- _Task item_: Please print each of the entries below exactly.

- _Data shown_:
___

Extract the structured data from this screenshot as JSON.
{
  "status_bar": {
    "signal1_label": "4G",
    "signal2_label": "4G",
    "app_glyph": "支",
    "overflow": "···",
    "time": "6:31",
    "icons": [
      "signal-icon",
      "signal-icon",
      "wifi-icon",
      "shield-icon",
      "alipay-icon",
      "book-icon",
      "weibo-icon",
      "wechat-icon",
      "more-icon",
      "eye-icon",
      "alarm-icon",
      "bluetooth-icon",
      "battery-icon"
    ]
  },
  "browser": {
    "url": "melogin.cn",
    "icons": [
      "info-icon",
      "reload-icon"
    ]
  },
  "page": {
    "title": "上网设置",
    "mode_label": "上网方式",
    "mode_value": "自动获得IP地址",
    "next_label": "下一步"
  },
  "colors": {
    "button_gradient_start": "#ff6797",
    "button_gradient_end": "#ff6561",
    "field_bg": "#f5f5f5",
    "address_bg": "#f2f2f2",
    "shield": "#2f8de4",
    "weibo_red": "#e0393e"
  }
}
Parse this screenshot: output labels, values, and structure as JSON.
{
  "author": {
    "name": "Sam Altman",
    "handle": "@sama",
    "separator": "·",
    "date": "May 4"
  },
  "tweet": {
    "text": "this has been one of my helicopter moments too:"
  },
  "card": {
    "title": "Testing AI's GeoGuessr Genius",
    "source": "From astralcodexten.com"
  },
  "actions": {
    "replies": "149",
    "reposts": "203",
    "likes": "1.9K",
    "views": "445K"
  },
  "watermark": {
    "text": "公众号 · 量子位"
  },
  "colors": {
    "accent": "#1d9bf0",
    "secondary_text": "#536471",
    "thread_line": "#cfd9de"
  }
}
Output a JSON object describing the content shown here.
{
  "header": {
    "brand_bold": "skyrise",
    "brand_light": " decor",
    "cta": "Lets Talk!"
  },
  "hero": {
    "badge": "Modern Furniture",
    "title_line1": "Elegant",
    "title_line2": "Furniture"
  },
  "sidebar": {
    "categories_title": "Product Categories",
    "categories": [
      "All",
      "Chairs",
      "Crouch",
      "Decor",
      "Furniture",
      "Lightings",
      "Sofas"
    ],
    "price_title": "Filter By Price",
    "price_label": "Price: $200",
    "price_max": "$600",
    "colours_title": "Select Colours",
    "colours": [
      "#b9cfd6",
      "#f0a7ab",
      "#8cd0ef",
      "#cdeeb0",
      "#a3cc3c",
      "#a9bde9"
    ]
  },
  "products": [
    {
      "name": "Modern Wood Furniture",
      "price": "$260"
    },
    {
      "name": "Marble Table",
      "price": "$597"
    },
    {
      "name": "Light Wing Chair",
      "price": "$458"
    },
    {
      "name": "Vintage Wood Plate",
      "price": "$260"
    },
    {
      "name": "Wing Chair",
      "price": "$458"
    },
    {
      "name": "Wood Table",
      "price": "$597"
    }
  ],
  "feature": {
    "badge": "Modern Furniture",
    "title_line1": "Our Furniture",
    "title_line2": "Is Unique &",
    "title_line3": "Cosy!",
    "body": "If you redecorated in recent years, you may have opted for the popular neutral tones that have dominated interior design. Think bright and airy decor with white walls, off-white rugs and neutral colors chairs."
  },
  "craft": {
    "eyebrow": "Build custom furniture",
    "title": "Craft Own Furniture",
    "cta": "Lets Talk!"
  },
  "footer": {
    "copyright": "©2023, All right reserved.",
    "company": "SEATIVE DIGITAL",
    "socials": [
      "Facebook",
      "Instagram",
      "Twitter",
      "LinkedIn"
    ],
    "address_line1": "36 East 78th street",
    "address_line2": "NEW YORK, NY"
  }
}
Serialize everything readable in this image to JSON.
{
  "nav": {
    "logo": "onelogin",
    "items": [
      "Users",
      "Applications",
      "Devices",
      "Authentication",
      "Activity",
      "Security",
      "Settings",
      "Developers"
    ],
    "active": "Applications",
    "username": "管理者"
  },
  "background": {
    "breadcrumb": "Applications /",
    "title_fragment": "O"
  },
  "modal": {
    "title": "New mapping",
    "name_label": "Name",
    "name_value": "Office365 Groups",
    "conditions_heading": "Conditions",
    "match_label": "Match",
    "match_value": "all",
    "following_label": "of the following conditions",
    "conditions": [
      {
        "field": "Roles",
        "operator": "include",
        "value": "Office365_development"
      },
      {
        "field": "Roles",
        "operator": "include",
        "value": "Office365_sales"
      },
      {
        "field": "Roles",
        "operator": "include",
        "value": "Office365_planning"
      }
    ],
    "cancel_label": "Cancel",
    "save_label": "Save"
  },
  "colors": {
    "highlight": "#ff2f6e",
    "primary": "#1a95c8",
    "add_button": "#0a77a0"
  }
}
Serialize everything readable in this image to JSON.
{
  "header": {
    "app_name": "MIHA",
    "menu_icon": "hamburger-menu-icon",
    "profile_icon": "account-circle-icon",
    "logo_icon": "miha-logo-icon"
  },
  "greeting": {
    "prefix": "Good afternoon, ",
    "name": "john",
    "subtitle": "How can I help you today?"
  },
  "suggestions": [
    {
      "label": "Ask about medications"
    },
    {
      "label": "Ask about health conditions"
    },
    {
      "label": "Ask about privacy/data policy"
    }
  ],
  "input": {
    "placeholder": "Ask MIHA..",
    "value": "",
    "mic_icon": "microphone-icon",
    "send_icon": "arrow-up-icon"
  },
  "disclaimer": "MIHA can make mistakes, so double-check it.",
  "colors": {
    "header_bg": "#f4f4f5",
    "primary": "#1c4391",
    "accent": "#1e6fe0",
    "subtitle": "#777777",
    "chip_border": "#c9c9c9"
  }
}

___

- _Solution for this task_:
Extract the structured data from this screenshot as JSON.
{
  "status_bar": {
    "signal1_label": "4G",
    "signal2_label": "4G",
    "app_glyph": "支",
    "overflow": "···",
    "time": "6:31",
    "icons": [
      "signal-icon",
      "signal-icon",
      "wifi-icon",
      "shield-icon",
      "alipay-icon",
      "book-icon",
      "weibo-icon",
      "wechat-icon",
      "more-icon",
      "eye-icon",
      "alarm-icon",
      "bluetooth-icon",
      "battery-icon"
    ]
  },
  "browser": {
    "url": "melogin.cn",
    "icons": [
      "info-icon",
      "reload-icon"
    ]
  },
  "page": {
    "title": "上网设置",
    "mode_label": "上网方式",
    "mode_value": "自动获得IP地址",
    "next_label": "下一步"
  },
  "colors": {
    "button_gradient_start": "#ff6797",
    "button_gradient_end": "#ff6561",
    "field_bg": "#f5f5f5",
    "address_bg": "#f2f2f2",
    "shield": "#2f8de4",
    "weibo_red": "#e0393e"
  }
}
Parse this screenshot: output labels, values, and structure as JSON.
{
  "author": {
    "name": "Sam Altman",
    "handle": "@sama",
    "separator": "·",
    "date": "May 4"
  },
  "tweet": {
    "text": "this has been one of my helicopter moments too:"
  },
  "card": {
    "title": "Testing AI's GeoGuessr Genius",
    "source": "From astralcodexten.com"
  },
  "actions": {
    "replies": "149",
    "reposts": "203",
    "likes": "1.9K",
    "views": "445K"
  },
  "watermark": {
    "text": "公众号 · 量子位"
  },
  "colors": {
    "accent": "#1d9bf0",
    "secondary_text": "#536471",
    "thread_line": "#cfd9de"
  }
}
Output a JSON object describing the content shown here.
{
  "header": {
    "brand_bold": "skyrise",
    "brand_light": " decor",
    "cta": "Lets Talk!"
  },
  "hero": {
    "badge": "Modern Furniture",
    "title_line1": "Elegant",
    "title_line2": "Furniture"
  },
  "sidebar": {
    "categories_title": "Product Categories",
    "categories": [
      "All",
      "Chairs",
      "Crouch",
      "Decor",
      "Furniture",
      "Lightings",
      "Sofas"
    ],
    "price_title": "Filter By Price",
    "price_label": "Price: $200",
    "price_max": "$600",
    "colours_title": "Select Colours",
    "colours": [
      "#b9cfd6",
      "#f0a7ab",
      "#8cd0ef",
      "#cdeeb0",
      "#a3cc3c",
      "#a9bde9"
    ]
  },
  "products": [
    {
      "name": "Modern Wood Furniture",
      "price": "$260"
    },
    {
      "name": "Marble Table",
      "price": "$597"
    },
    {
      "name": "Light Wing Chair",
      "price": "$458"
    },
    {
      "name": "Vintage Wood Plate",
      "price": "$260"
    },
    {
      "name": "Wing Chair",
      "price": "$458"
    },
    {
      "name": "Wood Table",
      "price": "$597"
    }
  ],
  "feature": {
    "badge": "Modern Furniture",
    "title_line1": "Our Furniture",
    "title_line2": "Is Unique &",
    "title_line3": "Cosy!",
    "body": "If you redecorated in recent years, you may have opted for the popular neutral tones that have dominated interior design. Think bright and airy decor with white walls, off-white rugs and neutral colors chairs."
  },
  "craft": {
    "eyebrow": "Build custom furniture",
    "title": "Craft Own Furniture",
    "cta": "Lets Talk!"
  },
  "footer": {
    "copyright": "©2023, All right reserved.",
    "company": "SEATIVE DIGITAL",
    "socials": [
      "Facebook",
      "Instagram",
      "Twitter",
      "LinkedIn"
    ],
    "address_line1": "36 East 78th street",
    "address_line2": "NEW YORK, NY"
  }
}
Serialize everything readable in this image to JSON.
{
  "nav": {
    "logo": "onelogin",
    "items": [
      "Users",
      "Applications",
      "Devices",
      "Authentication",
      "Activity",
      "Security",
      "Settings",
      "Developers"
    ],
    "active": "Applications",
    "username": "管理者"
  },
  "background": {
    "breadcrumb": "Applications /",
    "title_fragment": "O"
  },
  "modal": {
    "title": "New mapping",
    "name_label": "Name",
    "name_value": "Office365 Groups",
    "conditions_heading": "Conditions",
    "match_label": "Match",
    "match_value": "all",
    "following_label": "of the following conditions",
    "conditions": [
      {
        "field": "Roles",
        "operator": "include",
        "value": "Office365_development"
      },
      {
        "field": "Roles",
        "operator": "include",
        "value": "Office365_sales"
      },
      {
        "field": "Roles",
        "operator": "include",
        "value": "Office365_planning"
      }
    ],
    "cancel_label": "Cancel",
    "save_label": "Save"
  },
  "colors": {
    "highlight": "#ff2f6e",
    "primary": "#1a95c8",
    "add_button": "#0a77a0"
  }
}
Serialize everything readable in this image to JSON.
{
  "header": {
    "app_name": "MIHA",
    "menu_icon": "hamburger-menu-icon",
    "profile_icon": "account-circle-icon",
    "logo_icon": "miha-logo-icon"
  },
  "greeting": {
    "prefix": "Good afternoon, ",
    "name": "john",
    "subtitle": "How can I help you today?"
  },
  "suggestions": [
    {
      "label": "Ask about medications"
    },
    {
      "label": "Ask about health conditions"
    },
    {
      "label": "Ask about privacy/data policy"
    }
  ],
  "input": {
    "placeholder": "Ask MIHA..",
    "value": "",
    "mic_icon": "microphone-icon",
    "send_icon": "arrow-up-icon"
  },
  "disclaimer": "MIHA can make mistakes, so double-check it.",
  "colors": {
    "header_bg": "#f4f4f5",
    "primary": "#1c4391",
    "accent": "#1e6fe0",
    "subtitle": "#777777",
    "chip_border": "#c9c9c9"
  }
}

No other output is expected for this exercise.